Prostate-specific membrane antigen positron emission tomography in prostate cancer: a step toward personalized medicine.

Increasing attention is being given to personalized medicine in oncology, where therapies are tailored to the particular characteristics of the individual cancer patient. In recent years, there has been greater focus on prostate-specific membrane antigen (PSMA) in prostate cancer (PCa) as a target for imaging and therapy with radionuclides. This review highlights the recent advancements in PSMA positron emission tomography (PET) in PCa during the past year.

Several reports on PSMA PET/computed tomography (CT) in PCa patients are demonstrating promising results, especially for detection of biochemical recurrence. F-PSMA PET/CT may be superior to Ga-PSMA PET/CT. The detection rate of PSMA PET is influenced by prostate-specific antigen level. PSMA PET/CT may have a higher detection rate than choline PET/CT. Only a few reports have been published on PSMA PET/magnetic resonance imaging (MRI), and this modality remains to be elucidated further.
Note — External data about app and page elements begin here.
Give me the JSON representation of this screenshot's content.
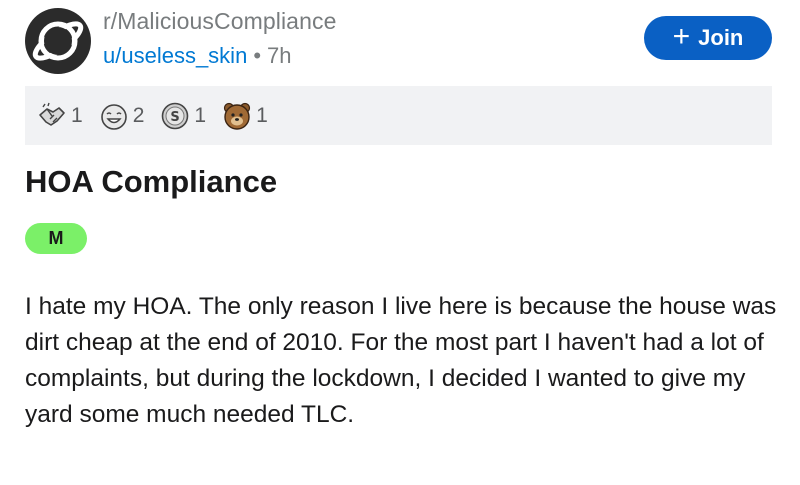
{
  "header": {
    "subreddit": "r/MaliciousCompliance",
    "username": "u/useless_skin",
    "separator": "•",
    "age": "7h",
    "join_label": "Join",
    "join_icon": "plus-icon",
    "subreddit_icon": "planet-icon"
  },
  "awards": [
    {
      "icon": "handshake-award-icon",
      "count": "1"
    },
    {
      "icon": "laughing-face-award-icon",
      "count": "2"
    },
    {
      "icon": "silver-coin-award-icon",
      "count": "1"
    },
    {
      "icon": "bear-face-award-icon",
      "count": "1"
    }
  ],
  "post": {
    "title": "HOA Compliance",
    "flair": "M",
    "flair_color": "#7bf068",
    "body": "I hate my HOA. The only reason I live here is because the house was dirt cheap at the end of 2010. For the most part I haven't had a lot of complaints, but during the lockdown, I decided I wanted to give my yard some much needed TLC."
  },
  "colors": {
    "accent": "#0a60c4",
    "link": "#0079d3",
    "muted": "#787c7e",
    "awards_bg": "#f1f2f4"
  }
}
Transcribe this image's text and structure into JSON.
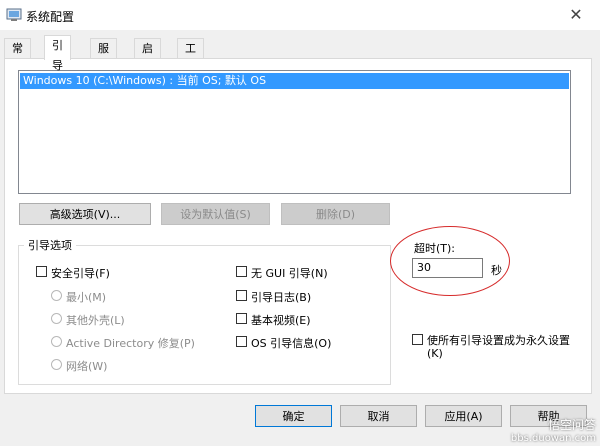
{
  "window": {
    "title": "系统配置",
    "close_symbol": "✕"
  },
  "tabs": [
    {
      "label": "常规",
      "active": false
    },
    {
      "label": "引导",
      "active": true
    },
    {
      "label": "服务",
      "active": false
    },
    {
      "label": "启动",
      "active": false
    },
    {
      "label": "工具",
      "active": false
    }
  ],
  "boot_list": {
    "items": [
      "Windows 10 (C:\\Windows) : 当前 OS; 默认 OS"
    ],
    "selected_index": 0
  },
  "buttons": {
    "advanced": "高级选项(V)...",
    "set_default": "设为默认值(S)",
    "delete": "删除(D)",
    "ok": "确定",
    "cancel": "取消",
    "apply": "应用(A)",
    "help": "帮助"
  },
  "boot_options": {
    "group_label": "引导选项",
    "safe_boot": "安全引导(F)",
    "minimal": "最小(M)",
    "alternate_shell": "其他外壳(L)",
    "active_directory": "Active Directory 修复(P)",
    "network": "网络(W)",
    "no_gui": "无 GUI 引导(N)",
    "boot_log": "引导日志(B)",
    "base_video": "基本视频(E)",
    "os_boot_info": "OS 引导信息(O)"
  },
  "timeout": {
    "label": "超时(T):",
    "value": "30",
    "unit": "秒"
  },
  "make_permanent": {
    "line1": "使所有引导设置成为永久设置",
    "line2": "(K)"
  },
  "watermark": {
    "brand": "悟空问答",
    "url": "bbs.duowan.com"
  },
  "colors": {
    "selection": "#3399ff",
    "annotation": "#d62b2b",
    "default_button_border": "#0078d7"
  }
}
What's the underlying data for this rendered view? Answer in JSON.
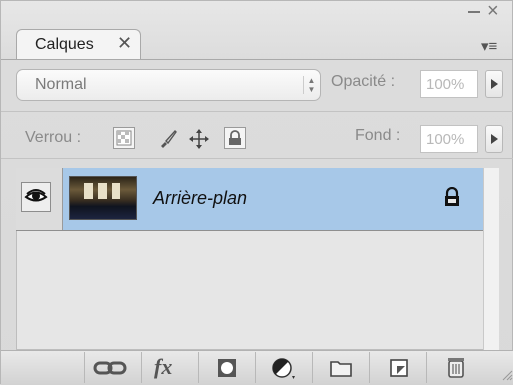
{
  "tabs": {
    "active_label": "Calques",
    "close_glyph": "✕"
  },
  "window": {
    "minimize_glyph": "–",
    "close_glyph": "×",
    "panel_menu_glyph": "▾≡"
  },
  "blend": {
    "mode": "Normal",
    "opacity_label": "Opacité :",
    "opacity_value": "100%"
  },
  "locks": {
    "label": "Verrou :",
    "fill_label": "Fond :",
    "fill_value": "100%",
    "icons": [
      "lock-transparency-icon",
      "lock-paint-icon",
      "lock-position-icon",
      "lock-all-icon"
    ]
  },
  "layers": [
    {
      "name": "Arrière-plan",
      "visible": true,
      "locked": true,
      "selected": true
    }
  ],
  "footer_buttons": [
    "link-layers-icon",
    "layer-style-fx-icon",
    "add-mask-icon",
    "adjustment-layer-icon",
    "new-group-icon",
    "new-layer-icon",
    "trash-icon"
  ],
  "footer_fx_glyph": "fx",
  "colors": {
    "selected_row": "#a7c8e8",
    "panel_bg": "#dcdcdc"
  }
}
Molecular imaging with PSMA PET is paving the way for personalized medicine in PCa. However, large prospective clinical studies are needed to further evaluate the role of PSMA PET/CT and PET/MRI in the clinical workflow of PCa. PSMA is an excellent target for imaging and therapy with radionuclides, and the 'image and treat' strategy has the potential to become a milestone in the management of PCa patients.

Current opinion in oncology. 2016 Mar 10 [Epub ahead of print]

Kirsten Bouchelouche, Peter L Choyke

aDepartment of Nuclear Medicine and PET Centre, Aarhus University Hospital, Aarhus, Denmark bMolecular Imaging Program, Center for Cancer Research, National Cancer Institute (NCI), Bethesda, Maryland, USA.

E-Newsletters

Newsletter subscription

Free Daily and Weekly newsletters offered by content of interest

The fields of GU Oncology and Urology are rapidly advancing. Sign up today for articles, videos, conference highlights and abstracts from peer-review publications by disease and condition delivered to your inbox and read on the go.

Subscribe